We look at the fascinating story of the use of captured British tanks by the German army, ‘Beutetanks’, during the First World War and how they fared against their former ‘owners’. It was a truly astonishing episode in the history of the war.
THE SPITFIRE IS MORIBUND
When the mighty Focke-Wulf 190 came into service in 1941, the RAF’s Spitfires were outclassed - the British being very keen to get their hands on an example along with the engine that powered it. We examine the unlikely tales as to how that was achieved.
PAINTING WITH CHAMPAGNE
In an exclusive feature, the career of Hans Liska and his famous war artistry is examined. With the cooperation of his family, we reveal previously unknown details and unique photographs, along with some fine examples of his stunning work.
CHARGING THE MYTH
The use of cavalry by the German and British armies during 1914 has been the subject of much historical debate across the decades. But what was the truth about the opposing cavalry forces when they met during the early months of the First World War?
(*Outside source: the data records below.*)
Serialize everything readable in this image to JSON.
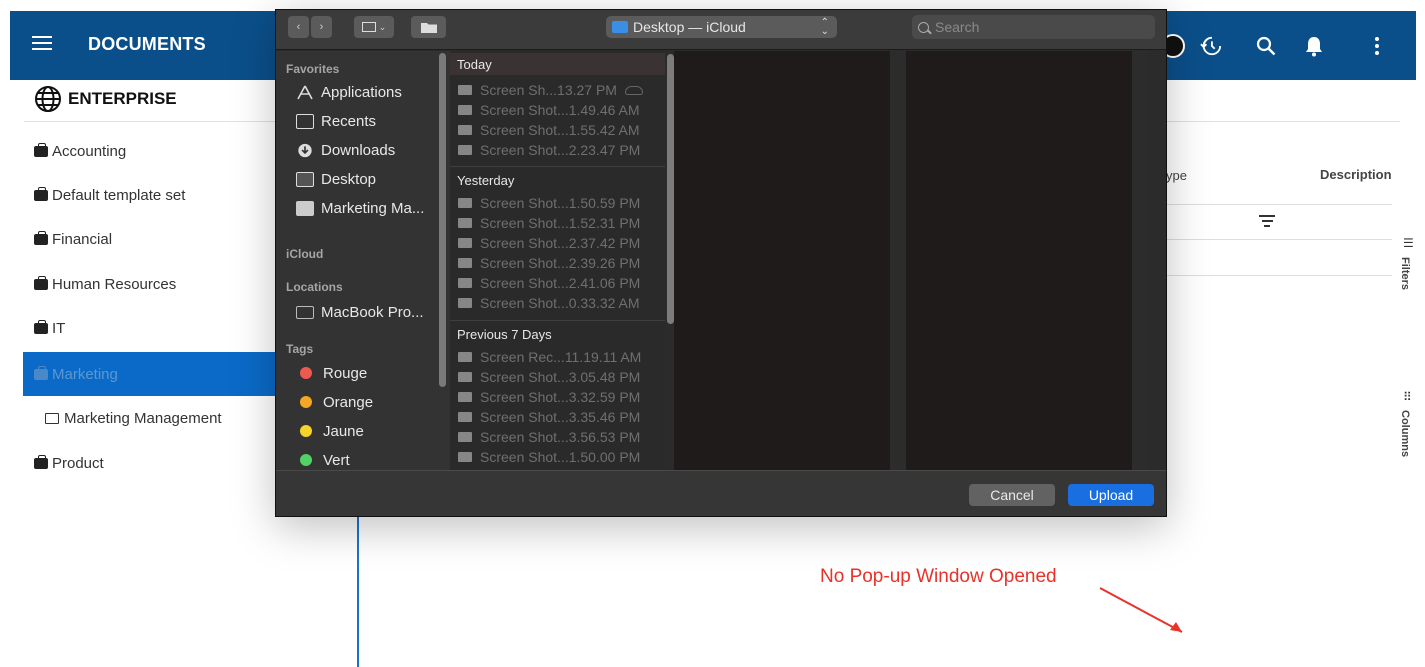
{
  "app": {
    "title": "DOCUMENTS",
    "section": "ENTERPRISE",
    "nav": [
      {
        "label": "Accounting",
        "type": "cabinet"
      },
      {
        "label": "Default template set",
        "type": "cabinet"
      },
      {
        "label": "Financial",
        "type": "cabinet"
      },
      {
        "label": "Human Resources",
        "type": "cabinet"
      },
      {
        "label": "IT",
        "type": "cabinet"
      },
      {
        "label": "Marketing",
        "type": "cabinet",
        "active": true
      },
      {
        "label": "Marketing Management",
        "type": "folder"
      },
      {
        "label": "Product",
        "type": "cabinet"
      }
    ],
    "columns": {
      "type_header": "ype",
      "description_header": "Description"
    },
    "side_tabs": {
      "filters": "Filters",
      "columns": "Columns"
    },
    "colors": {
      "appbar": "#0b4f8a",
      "active_nav": "#0b6ac7"
    }
  },
  "dialog": {
    "location": "Desktop — iCloud",
    "search_placeholder": "Search",
    "sidebar": {
      "favorites_header": "Favorites",
      "favorites": [
        "Applications",
        "Recents",
        "Downloads",
        "Desktop",
        "Marketing Ma..."
      ],
      "icloud_header": "iCloud",
      "locations_header": "Locations",
      "locations": [
        "MacBook Pro..."
      ],
      "tags_header": "Tags",
      "tags": [
        {
          "label": "Rouge",
          "color": "#ee5a50"
        },
        {
          "label": "Orange",
          "color": "#f5a623"
        },
        {
          "label": "Jaune",
          "color": "#f5d327"
        },
        {
          "label": "Vert",
          "color": "#4fd364"
        }
      ]
    },
    "groups": [
      {
        "title": "Today",
        "files": [
          "Screen Sh...13.27 PM",
          "Screen Shot...1.49.46 AM",
          "Screen Shot...1.55.42 AM",
          "Screen Shot...2.23.47 PM"
        ]
      },
      {
        "title": "Yesterday",
        "files": [
          "Screen Shot...1.50.59 PM",
          "Screen Shot...1.52.31 PM",
          "Screen Shot...2.37.42 PM",
          "Screen Shot...2.39.26 PM",
          "Screen Shot...2.41.06 PM",
          "Screen Shot...0.33.32 AM"
        ]
      },
      {
        "title": "Previous 7 Days",
        "files": [
          "Screen Rec...11.19.11 AM",
          "Screen Shot...3.05.48 PM",
          "Screen Shot...3.32.59 PM",
          "Screen Shot...3.35.46 PM",
          "Screen Shot...3.56.53 PM",
          "Screen Shot...1.50.00 PM"
        ]
      }
    ],
    "cancel_label": "Cancel",
    "upload_label": "Upload"
  },
  "annotation": "No Pop-up Window Opened"
}
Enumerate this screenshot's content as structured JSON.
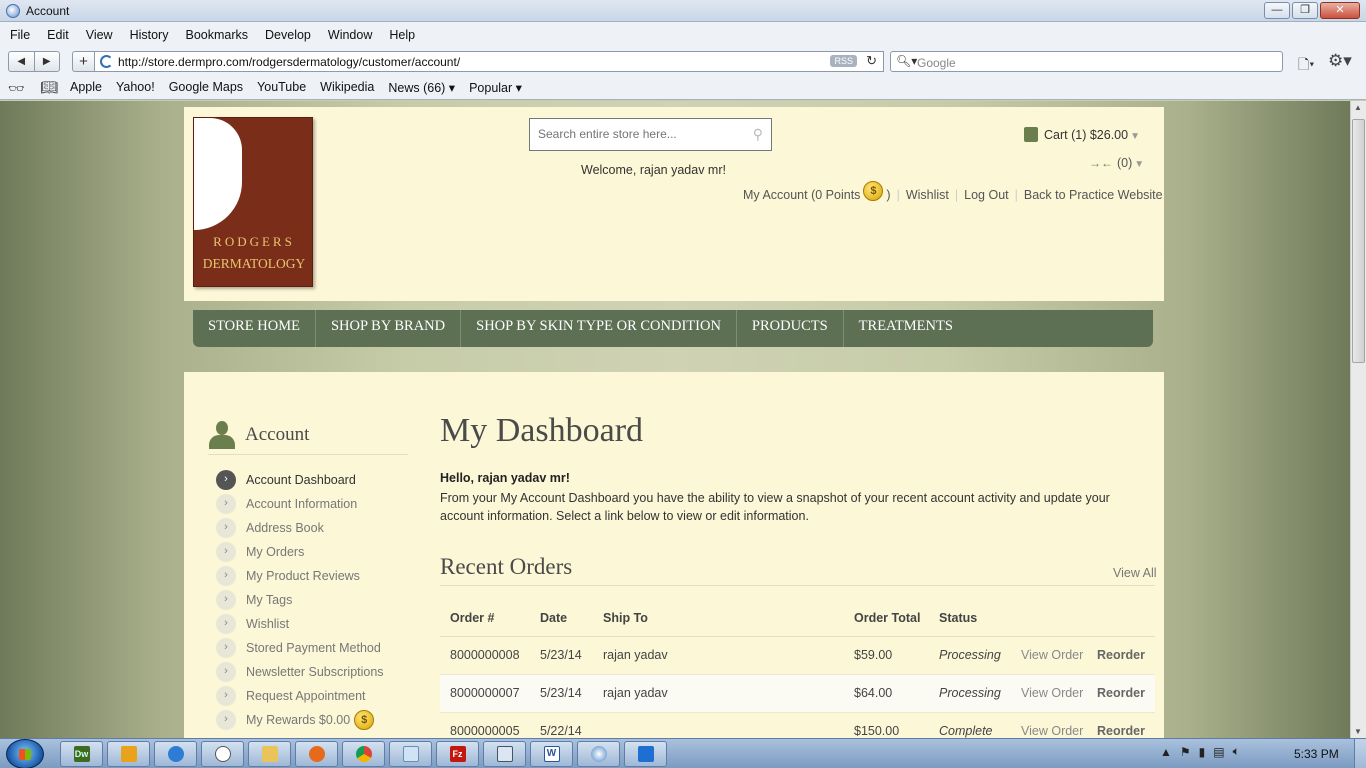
{
  "window": {
    "title": "Account"
  },
  "menu": [
    "File",
    "Edit",
    "View",
    "History",
    "Bookmarks",
    "Develop",
    "Window",
    "Help"
  ],
  "toolbar": {
    "url": "http://store.dermpro.com/rodgersdermatology/customer/account/",
    "rss": "RSS",
    "search_placeholder": "Google"
  },
  "bookmarks": [
    "Apple",
    "Yahoo!",
    "Google Maps",
    "YouTube",
    "Wikipedia",
    "News (66) ▾",
    "Popular ▾"
  ],
  "header": {
    "logo_line1": "RODGERS",
    "logo_line2": "DERMATOLOGY",
    "search_placeholder": "Search entire store here...",
    "welcome": "Welcome, rajan yadav mr!",
    "cart": "Cart (1)  $26.00",
    "compare": "(0)",
    "my_account": "My Account (0 Points",
    "my_account_close": ")",
    "wishlist": "Wishlist",
    "logout": "Log Out",
    "back": "Back to Practice Website"
  },
  "nav": [
    "STORE HOME",
    "SHOP BY BRAND",
    "SHOP BY SKIN TYPE OR CONDITION",
    "PRODUCTS",
    "TREATMENTS"
  ],
  "sidebar": {
    "title": "Account",
    "items": [
      "Account Dashboard",
      "Account Information",
      "Address Book",
      "My Orders",
      "My Product Reviews",
      "My Tags",
      "Wishlist",
      "Stored Payment Method",
      "Newsletter Subscriptions",
      "Request Appointment",
      "My Rewards $0.00"
    ]
  },
  "main": {
    "title": "My Dashboard",
    "hello": "Hello, rajan yadav mr!",
    "intro": "From your My Account Dashboard you have the ability to view a snapshot of your recent account activity and update your account information. Select a link below to view or edit information.",
    "recent_title": "Recent Orders",
    "view_all": "View All",
    "columns": [
      "Order #",
      "Date",
      "Ship To",
      "Order Total",
      "Status"
    ],
    "orders": [
      {
        "id": "8000000008",
        "date": "5/23/14",
        "ship_to": "rajan yadav",
        "total": "$59.00",
        "status": "Processing",
        "view": "View Order",
        "reorder": "Reorder"
      },
      {
        "id": "8000000007",
        "date": "5/23/14",
        "ship_to": "rajan yadav",
        "total": "$64.00",
        "status": "Processing",
        "view": "View Order",
        "reorder": "Reorder"
      },
      {
        "id": "8000000005",
        "date": "5/22/14",
        "ship_to": "",
        "total": "$150.00",
        "status": "Complete",
        "view": "View Order",
        "reorder": "Reorder"
      }
    ]
  },
  "taskbar": {
    "apps": [
      "Dw",
      "",
      "",
      "",
      "",
      "",
      "",
      "",
      "Fz",
      "",
      "W",
      "",
      ""
    ],
    "clock": "5:33 PM"
  },
  "colors": {
    "nav_green": "#5d7053",
    "header_cream": "#fcf7d6",
    "logo_brown": "#7a2e1a"
  },
  "coin_symbol": "$"
}
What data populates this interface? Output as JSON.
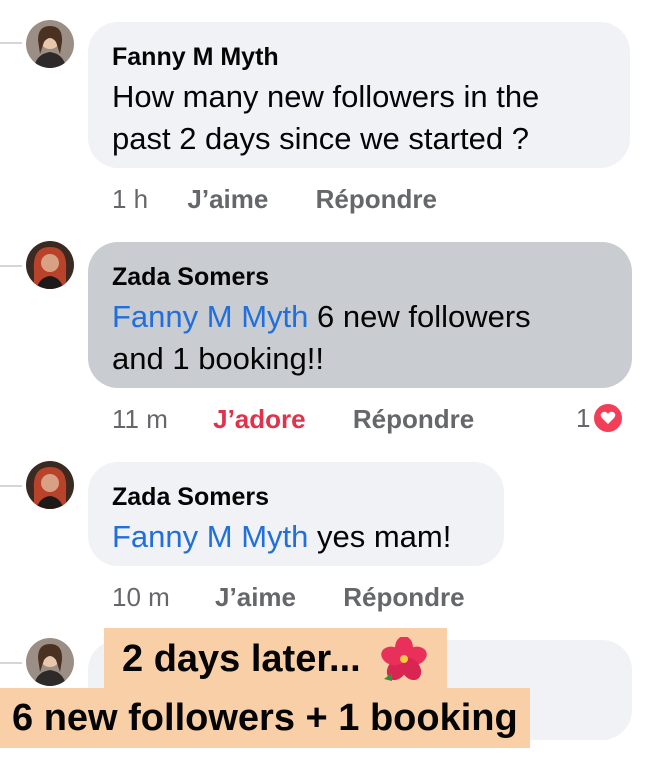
{
  "comments": [
    {
      "author": "Fanny M Myth",
      "text_line1": "How many new followers in the",
      "text_line2": "past 2 days since we started ?",
      "time": "1 h",
      "like": "J’aime",
      "reply": "Répondre"
    },
    {
      "author": "Zada Somers",
      "mention": "Fanny M Myth",
      "text_line1": " 6 new followers",
      "text_line2": "and 1 booking!!",
      "time": "11 m",
      "like": "J’adore",
      "reply": "Répondre",
      "reaction_count": "1"
    },
    {
      "author": "Zada Somers",
      "mention": "Fanny M Myth",
      "text_line1": " yes mam!",
      "time": "10 m",
      "like": "J’aime",
      "reply": "Répondre"
    }
  ],
  "overlay": {
    "line1": "2 days later...",
    "line2": "6 new followers + 1 booking",
    "emoji": "hibiscus-icon"
  },
  "colors": {
    "mention": "#216fdb",
    "love": "#e0324a",
    "highlight_bubble": "#c9ccd1",
    "overlay_bg": "#f8cfa6"
  }
}
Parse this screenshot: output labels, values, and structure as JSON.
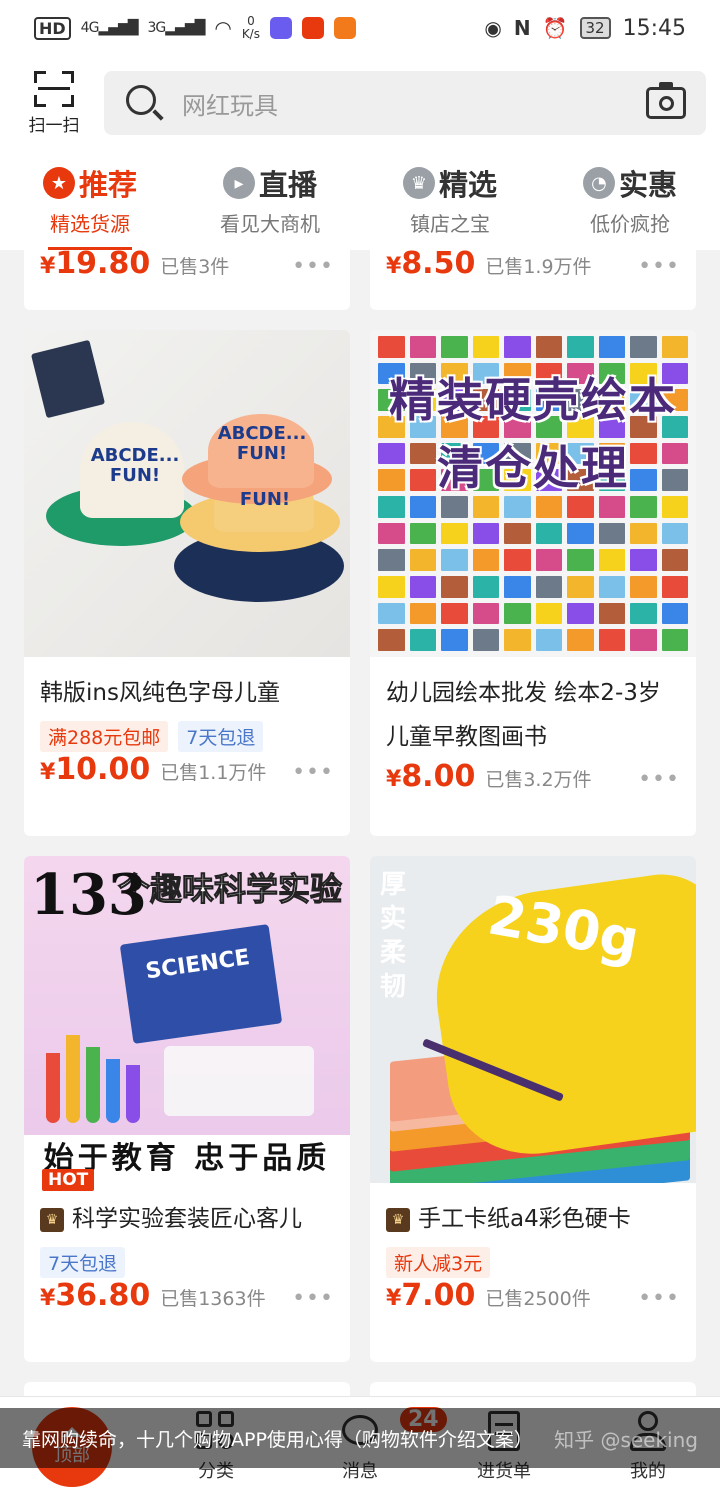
{
  "status_bar": {
    "hd": "HD",
    "net1": "4G",
    "net2": "3G",
    "speed_value": "0",
    "speed_unit": "K/s",
    "battery": "32",
    "time": "15:45",
    "app_colors": [
      "#6b5cf0",
      "#e8380d",
      "#f27a1a"
    ]
  },
  "header": {
    "scan_label": "扫一扫",
    "search_placeholder": "网红玩具"
  },
  "tabs": [
    {
      "title": "推荐",
      "sub": "精选货源",
      "icon": "star-icon",
      "active": true
    },
    {
      "title": "直播",
      "sub": "看见大商机",
      "icon": "live-icon",
      "active": false
    },
    {
      "title": "精选",
      "sub": "镇店之宝",
      "icon": "crown-icon",
      "active": false
    },
    {
      "title": "实惠",
      "sub": "低价疯抢",
      "icon": "tag-icon",
      "active": false
    }
  ],
  "partial_row": [
    {
      "yen": "¥",
      "price": "19.80",
      "sold": "已售3件"
    },
    {
      "yen": "¥",
      "price": "8.50",
      "sold": "已售1.9万件"
    }
  ],
  "products": [
    {
      "title": "韩版ins风纯色字母儿童",
      "tags": [
        {
          "text": "满288元包邮",
          "style": "red"
        },
        {
          "text": "7天包退",
          "style": "blue"
        }
      ],
      "yen": "¥",
      "price": "10.00",
      "sold": "已售1.1万件",
      "image": {
        "hat_text": "ABCDE... FUN!",
        "hat_text2": "FUN!"
      }
    },
    {
      "title": "幼儿园绘本批发 绘本2-3岁儿童早教图画书",
      "tags": [],
      "yen": "¥",
      "price": "8.00",
      "sold": "已售3.2万件",
      "image": {
        "line1": "精装硬壳绘本",
        "line2": "清仓处理"
      }
    },
    {
      "title": "科学实验套装匠心客儿",
      "tags": [
        {
          "text": "7天包退",
          "style": "blue"
        }
      ],
      "yen": "¥",
      "price": "36.80",
      "sold": "已售1363件",
      "hot": "HOT",
      "image": {
        "num": "133",
        "banner": "个趣味科学实验",
        "box": "SCIENCE",
        "bottom": "始于教育 忠于品质"
      }
    },
    {
      "title": "手工卡纸a4彩色硬卡",
      "tags": [
        {
          "text": "新人减3元",
          "style": "red"
        }
      ],
      "yen": "¥",
      "price": "7.00",
      "sold": "已售2500件",
      "image": {
        "big": "230g",
        "side": "厚实柔韧"
      }
    }
  ],
  "more_dots": "•••",
  "bottom_nav": {
    "top_label": "顶部",
    "items": [
      {
        "label": "分类"
      },
      {
        "label": "消息",
        "badge": "24"
      },
      {
        "label": "进货单"
      },
      {
        "label": "我的"
      }
    ]
  },
  "caption": {
    "text": "靠网购续命，十几个购物APP使用心得（购物软件介绍文案）",
    "watermark": "知乎 @seeking"
  },
  "colors": {
    "accent": "#e8380d",
    "tag_blue": "#4a77c9"
  }
}
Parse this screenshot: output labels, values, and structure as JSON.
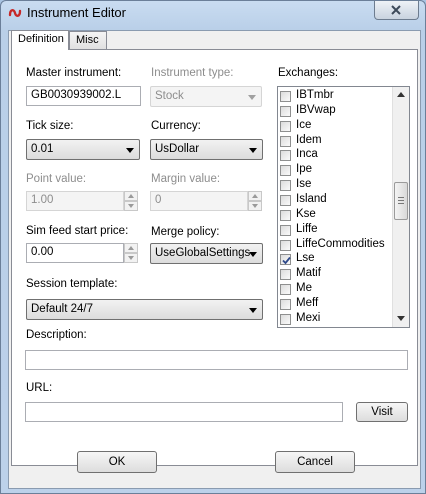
{
  "window": {
    "title": "Instrument Editor"
  },
  "tabs": [
    {
      "label": "Definition"
    },
    {
      "label": "Misc"
    }
  ],
  "fields": {
    "master_instrument": {
      "label": "Master instrument:",
      "value": "GB0030939002.L"
    },
    "instrument_type": {
      "label": "Instrument type:",
      "value": "Stock"
    },
    "tick_size": {
      "label": "Tick size:",
      "value": "0.01"
    },
    "currency": {
      "label": "Currency:",
      "value": "UsDollar"
    },
    "point_value": {
      "label": "Point value:",
      "value": "1.00"
    },
    "margin_value": {
      "label": "Margin value:",
      "value": "0"
    },
    "sim_feed_start_price": {
      "label": "Sim feed start price:",
      "value": "0.00"
    },
    "merge_policy": {
      "label": "Merge policy:",
      "value": "UseGlobalSettings"
    },
    "session_template": {
      "label": "Session template:",
      "value": "Default 24/7"
    },
    "description": {
      "label": "Description:",
      "value": ""
    },
    "url": {
      "label": "URL:",
      "value": ""
    }
  },
  "exchanges": {
    "label": "Exchanges:",
    "items": [
      {
        "name": "IBTmbr",
        "checked": false
      },
      {
        "name": "IBVwap",
        "checked": false
      },
      {
        "name": "Ice",
        "checked": false
      },
      {
        "name": "Idem",
        "checked": false
      },
      {
        "name": "Inca",
        "checked": false
      },
      {
        "name": "Ipe",
        "checked": false
      },
      {
        "name": "Ise",
        "checked": false
      },
      {
        "name": "Island",
        "checked": false
      },
      {
        "name": "Kse",
        "checked": false
      },
      {
        "name": "Liffe",
        "checked": false
      },
      {
        "name": "LiffeCommodities",
        "checked": false
      },
      {
        "name": "Lse",
        "checked": true
      },
      {
        "name": "Matif",
        "checked": false
      },
      {
        "name": "Me",
        "checked": false
      },
      {
        "name": "Meff",
        "checked": false
      },
      {
        "name": "Mexi",
        "checked": false
      }
    ]
  },
  "buttons": {
    "visit": "Visit",
    "ok": "OK",
    "cancel": "Cancel"
  },
  "icons": {
    "app": "ninja-logo-icon",
    "close": "close-icon"
  }
}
The men of the ‘Dirlewanger Unit’ was composed largely of convicts, social outcasts, sexual deviants and even Concentration Camp inmates serving under duress. They were responsible for some of the worst excesses of the war and we examine how this odious unit came into being.
VON MÜCKE’S RISE AND FALL
When a German naval officer became a national hero during the First World War, his glory was shortlived. Not favoured by his superiors, Helmuth von Mücke went on have a brief dalliance with the Nazis, but then fell-foul of them and then with the new political order in post-war Germany.
Despite being outnumbered, the Panzer force of the Second World War often achieved outstanding success in the face of overwhelming odds. Such successes were due to superior and well-rehearsed tactics. Ultimately, of course, the Allied weight of numbers and combined resources could not be beaten.
WAITING FOR SEALION
Had Germany launched its proposed invasion of Britain in 1940, ‘Operation Sealion’, it would have done so with limited resources to get its armies across the English Channel. However, a Luftwaffe officer came up with an ingenious partial solution to the problem which involved ferries built from pontoons. Some of these remarkable craft, the Sibel Ferries, were powered by deck-mounted aircraft engines and propellers. Others were fitted with multiple 88mm artillery pieces.
BADGES, DECORATIONS & AWARDS
In our regular series, we look this time and the German Panzerabzeichen, or tank badge, of the Second World War.
In a new occasional series, we take readers back to battlefields and sites of the First and Second World War. In this issue, we look at the Luftwaffe airfield at Triqueville in Normandy.
In our regular series, we examine the story behind two German photographs dating from the First World War and revealing the story behind one – but leaving open the mystery of the other!
In a ground-breaking feature our resident awards expert looks at the sometimes astonishing history behind the Iron Cross of the First World War.
PHOTOS FROM THE FRONT
Our colourised feature photograph is a fine study of a Luftwaffe ‘ace’ standing by the tail of his victory-marked Focke-Wulf 190.
We present an unusual and seasonal poster from the First World War, urging the good folk of Hamburg to be generous in donating gifts for servicemen at the front.